--- ENTRIES SHOWN ---

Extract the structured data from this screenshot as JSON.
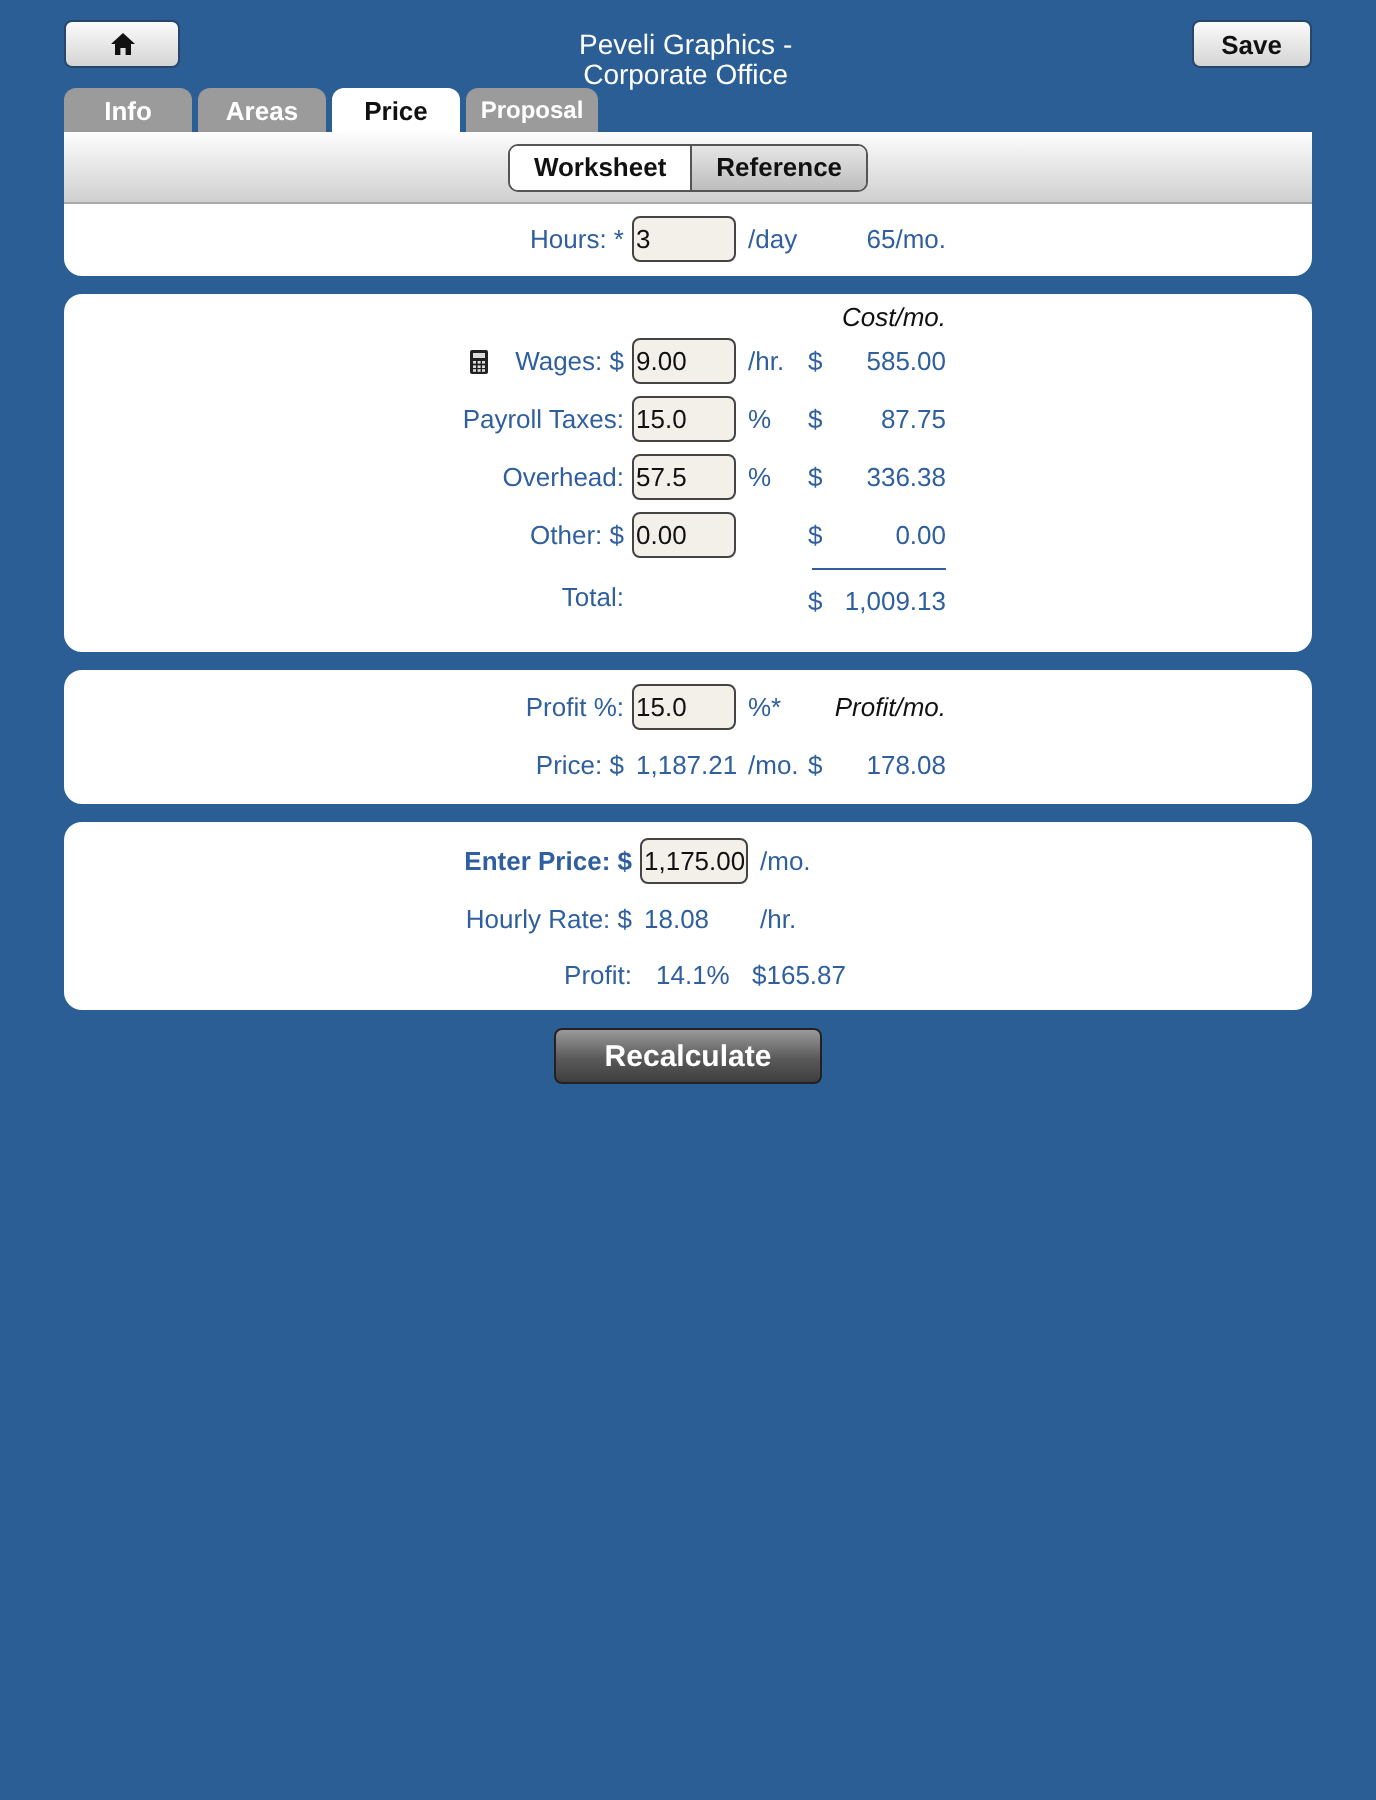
{
  "header": {
    "title": "Peveli Graphics - Corporate Office",
    "save_button": "Save"
  },
  "tabs": [
    {
      "label": "Info",
      "selected": false
    },
    {
      "label": "Areas",
      "selected": false
    },
    {
      "label": "Price",
      "selected": true
    },
    {
      "label": "Proposal",
      "selected": false
    }
  ],
  "segments": [
    {
      "label": "Worksheet",
      "selected": true
    },
    {
      "label": "Reference",
      "selected": false
    }
  ],
  "hours": {
    "label": "Hours: *",
    "value": "3",
    "unit": "/day",
    "monthly": "65/mo."
  },
  "costs": {
    "header": "Cost/mo.",
    "rows": [
      {
        "label": "Wages: $",
        "calculator": true,
        "value": "9.00",
        "unit": "/hr.",
        "currency": "$",
        "amount": "585.00"
      },
      {
        "label": "Payroll Taxes:",
        "calculator": false,
        "value": "15.0",
        "unit": "%",
        "currency": "$",
        "amount": "87.75"
      },
      {
        "label": "Overhead:",
        "calculator": false,
        "value": "57.5",
        "unit": "%",
        "currency": "$",
        "amount": "336.38"
      },
      {
        "label": "Other: $",
        "calculator": false,
        "value": "0.00",
        "currency": "$",
        "amount": "0.00"
      }
    ],
    "total": {
      "label": "Total:",
      "currency": "$",
      "amount": "1,009.13"
    }
  },
  "profit": {
    "label": "Profit %:",
    "value": "15.0",
    "unit": "%*",
    "header": "Profit/mo.",
    "price": {
      "label": "Price: $",
      "value": "1,187.21",
      "unit": "/mo.",
      "currency": "$",
      "amount": "178.08"
    }
  },
  "enter": {
    "price": {
      "label": "Enter Price: $",
      "value": "1,175.00",
      "unit": "/mo."
    },
    "hourly": {
      "label": "Hourly Rate: $",
      "value": "18.08",
      "unit": "/hr."
    },
    "profit": {
      "label": "Profit:",
      "percent": "14.1%",
      "amount": "$165.87"
    }
  },
  "action_button": "Recalculate"
}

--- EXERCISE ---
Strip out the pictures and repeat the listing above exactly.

--- TASK OUTPUT ---
Extract the structured data from this screenshot as JSON.
{
  "header": {
    "title": "Peveli Graphics - Corporate Office",
    "save_button": "Save"
  },
  "tabs": [
    {
      "label": "Info",
      "selected": false
    },
    {
      "label": "Areas",
      "selected": false
    },
    {
      "label": "Price",
      "selected": true
    },
    {
      "label": "Proposal",
      "selected": false
    }
  ],
  "segments": [
    {
      "label": "Worksheet",
      "selected": true
    },
    {
      "label": "Reference",
      "selected": false
    }
  ],
  "hours": {
    "label": "Hours: *",
    "value": "3",
    "unit": "/day",
    "monthly": "65/mo."
  },
  "costs": {
    "header": "Cost/mo.",
    "rows": [
      {
        "label": "Wages: $",
        "calculator": true,
        "value": "9.00",
        "unit": "/hr.",
        "currency": "$",
        "amount": "585.00"
      },
      {
        "label": "Payroll Taxes:",
        "calculator": false,
        "value": "15.0",
        "unit": "%",
        "currency": "$",
        "amount": "87.75"
      },
      {
        "label": "Overhead:",
        "calculator": false,
        "value": "57.5",
        "unit": "%",
        "currency": "$",
        "amount": "336.38"
      },
      {
        "label": "Other: $",
        "calculator": false,
        "value": "0.00",
        "currency": "$",
        "amount": "0.00"
      }
    ],
    "total": {
      "label": "Total:",
      "currency": "$",
      "amount": "1,009.13"
    }
  },
  "profit": {
    "label": "Profit %:",
    "value": "15.0",
    "unit": "%*",
    "header": "Profit/mo.",
    "price": {
      "label": "Price: $",
      "value": "1,187.21",
      "unit": "/mo.",
      "currency": "$",
      "amount": "178.08"
    }
  },
  "enter": {
    "price": {
      "label": "Enter Price: $",
      "value": "1,175.00",
      "unit": "/mo."
    },
    "hourly": {
      "label": "Hourly Rate: $",
      "value": "18.08",
      "unit": "/hr."
    },
    "profit": {
      "label": "Profit:",
      "percent": "14.1%",
      "amount": "$165.87"
    }
  },
  "action_button": "Recalculate"
}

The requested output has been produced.